*EXERCISE:*
All records below must be retyped exactly.

[Dataset rows for apps and sites]

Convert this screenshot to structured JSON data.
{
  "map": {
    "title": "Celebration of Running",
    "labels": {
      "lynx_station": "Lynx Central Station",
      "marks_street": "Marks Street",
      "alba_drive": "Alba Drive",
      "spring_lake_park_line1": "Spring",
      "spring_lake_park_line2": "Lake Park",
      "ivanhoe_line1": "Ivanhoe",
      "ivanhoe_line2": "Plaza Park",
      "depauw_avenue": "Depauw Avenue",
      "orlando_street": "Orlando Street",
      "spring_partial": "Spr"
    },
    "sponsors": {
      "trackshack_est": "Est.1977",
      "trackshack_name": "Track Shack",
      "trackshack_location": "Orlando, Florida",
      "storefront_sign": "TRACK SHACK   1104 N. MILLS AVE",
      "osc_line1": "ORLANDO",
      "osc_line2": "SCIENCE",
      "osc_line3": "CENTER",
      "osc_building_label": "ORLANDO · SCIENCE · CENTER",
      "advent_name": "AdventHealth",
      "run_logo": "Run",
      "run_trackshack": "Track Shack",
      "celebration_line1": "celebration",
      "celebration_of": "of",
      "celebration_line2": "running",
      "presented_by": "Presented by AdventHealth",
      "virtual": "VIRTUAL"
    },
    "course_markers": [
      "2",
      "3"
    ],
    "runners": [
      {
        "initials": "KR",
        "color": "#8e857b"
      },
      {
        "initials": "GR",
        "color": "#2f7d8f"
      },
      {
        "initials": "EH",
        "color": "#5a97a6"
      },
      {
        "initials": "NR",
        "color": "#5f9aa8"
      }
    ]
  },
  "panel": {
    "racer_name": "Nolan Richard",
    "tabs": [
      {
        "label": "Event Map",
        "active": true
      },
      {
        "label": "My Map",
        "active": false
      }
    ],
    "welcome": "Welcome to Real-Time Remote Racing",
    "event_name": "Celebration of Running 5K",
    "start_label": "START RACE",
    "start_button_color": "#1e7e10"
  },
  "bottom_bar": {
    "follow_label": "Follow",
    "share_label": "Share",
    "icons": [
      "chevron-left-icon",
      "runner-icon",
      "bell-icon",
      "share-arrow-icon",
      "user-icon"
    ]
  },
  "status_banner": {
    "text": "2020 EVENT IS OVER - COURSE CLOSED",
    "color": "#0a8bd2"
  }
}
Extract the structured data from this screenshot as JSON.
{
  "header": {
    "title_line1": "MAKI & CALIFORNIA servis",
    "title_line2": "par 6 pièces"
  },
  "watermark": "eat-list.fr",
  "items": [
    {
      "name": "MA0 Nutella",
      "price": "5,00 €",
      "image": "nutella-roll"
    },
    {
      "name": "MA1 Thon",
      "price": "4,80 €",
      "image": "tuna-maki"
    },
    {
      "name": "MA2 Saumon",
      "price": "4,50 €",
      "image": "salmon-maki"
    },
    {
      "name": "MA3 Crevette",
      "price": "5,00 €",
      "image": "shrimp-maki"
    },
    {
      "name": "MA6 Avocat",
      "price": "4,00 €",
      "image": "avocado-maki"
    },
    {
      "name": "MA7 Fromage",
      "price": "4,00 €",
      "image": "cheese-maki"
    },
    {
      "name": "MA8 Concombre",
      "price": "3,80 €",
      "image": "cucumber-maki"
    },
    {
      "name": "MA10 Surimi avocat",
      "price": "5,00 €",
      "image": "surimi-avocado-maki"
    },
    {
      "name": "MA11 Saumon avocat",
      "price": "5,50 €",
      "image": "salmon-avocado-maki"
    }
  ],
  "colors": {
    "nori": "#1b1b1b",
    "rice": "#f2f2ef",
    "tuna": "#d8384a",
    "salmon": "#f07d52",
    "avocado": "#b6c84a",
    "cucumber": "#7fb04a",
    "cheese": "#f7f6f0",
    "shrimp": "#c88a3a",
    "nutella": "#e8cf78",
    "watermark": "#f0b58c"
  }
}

*SOLVED PROBLEM:*
Convert this screenshot to structured JSON data.
{
  "map": {
    "title": "Celebration of Running",
    "labels": {
      "lynx_station": "Lynx Central Station",
      "marks_street": "Marks Street",
      "alba_drive": "Alba Drive",
      "spring_lake_park_line1": "Spring",
      "spring_lake_park_line2": "Lake Park",
      "ivanhoe_line1": "Ivanhoe",
      "ivanhoe_line2": "Plaza Park",
      "depauw_avenue": "Depauw Avenue",
      "orlando_street": "Orlando Street",
      "spring_partial": "Spr"
    },
    "sponsors": {
      "trackshack_est": "Est.1977",
      "trackshack_name": "Track Shack",
      "trackshack_location": "Orlando, Florida",
      "storefront_sign": "TRACK SHACK   1104 N. MILLS AVE",
      "osc_line1": "ORLANDO",
      "osc_line2": "SCIENCE",
      "osc_line3": "CENTER",
      "osc_building_label": "ORLANDO · SCIENCE · CENTER",
      "advent_name": "AdventHealth",
      "run_logo": "Run",
      "run_trackshack": "Track Shack",
      "celebration_line1": "celebration",
      "celebration_of": "of",
      "celebration_line2": "running",
      "presented_by": "Presented by AdventHealth",
      "virtual": "VIRTUAL"
    },
    "course_markers": [
      "2",
      "3"
    ],
    "runners": [
      {
        "initials": "KR",
        "color": "#8e857b"
      },
      {
        "initials": "GR",
        "color": "#2f7d8f"
      },
      {
        "initials": "EH",
        "color": "#5a97a6"
      },
      {
        "initials": "NR",
        "color": "#5f9aa8"
      }
    ]
  },
  "panel": {
    "racer_name": "Nolan Richard",
    "tabs": [
      {
        "label": "Event Map",
        "active": true
      },
      {
        "label": "My Map",
        "active": false
      }
    ],
    "welcome": "Welcome to Real-Time Remote Racing",
    "event_name": "Celebration of Running 5K",
    "start_label": "START RACE",
    "start_button_color": "#1e7e10"
  },
  "bottom_bar": {
    "follow_label": "Follow",
    "share_label": "Share",
    "icons": [
      "chevron-left-icon",
      "runner-icon",
      "bell-icon",
      "share-arrow-icon",
      "user-icon"
    ]
  },
  "status_banner": {
    "text": "2020 EVENT IS OVER - COURSE CLOSED",
    "color": "#0a8bd2"
  }
}
Extract the structured data from this screenshot as JSON.
{
  "header": {
    "title_line1": "MAKI & CALIFORNIA servis",
    "title_line2": "par 6 pièces"
  },
  "watermark": "eat-list.fr",
  "items": [
    {
      "name": "MA0 Nutella",
      "price": "5,00 €",
      "image": "nutella-roll"
    },
    {
      "name": "MA1 Thon",
      "price": "4,80 €",
      "image": "tuna-maki"
    },
    {
      "name": "MA2 Saumon",
      "price": "4,50 €",
      "image": "salmon-maki"
    },
    {
      "name": "MA3 Crevette",
      "price": "5,00 €",
      "image": "shrimp-maki"
    },
    {
      "name": "MA6 Avocat",
      "price": "4,00 €",
      "image": "avocado-maki"
    },
    {
      "name": "MA7 Fromage",
      "price": "4,00 €",
      "image": "cheese-maki"
    },
    {
      "name": "MA8 Concombre",
      "price": "3,80 €",
      "image": "cucumber-maki"
    },
    {
      "name": "MA10 Surimi avocat",
      "price": "5,00 €",
      "image": "surimi-avocado-maki"
    },
    {
      "name": "MA11 Saumon avocat",
      "price": "5,50 €",
      "image": "salmon-avocado-maki"
    }
  ],
  "colors": {
    "nori": "#1b1b1b",
    "rice": "#f2f2ef",
    "tuna": "#d8384a",
    "salmon": "#f07d52",
    "avocado": "#b6c84a",
    "cucumber": "#7fb04a",
    "cheese": "#f7f6f0",
    "shrimp": "#c88a3a",
    "nutella": "#e8cf78",
    "watermark": "#f0b58c"
  }
}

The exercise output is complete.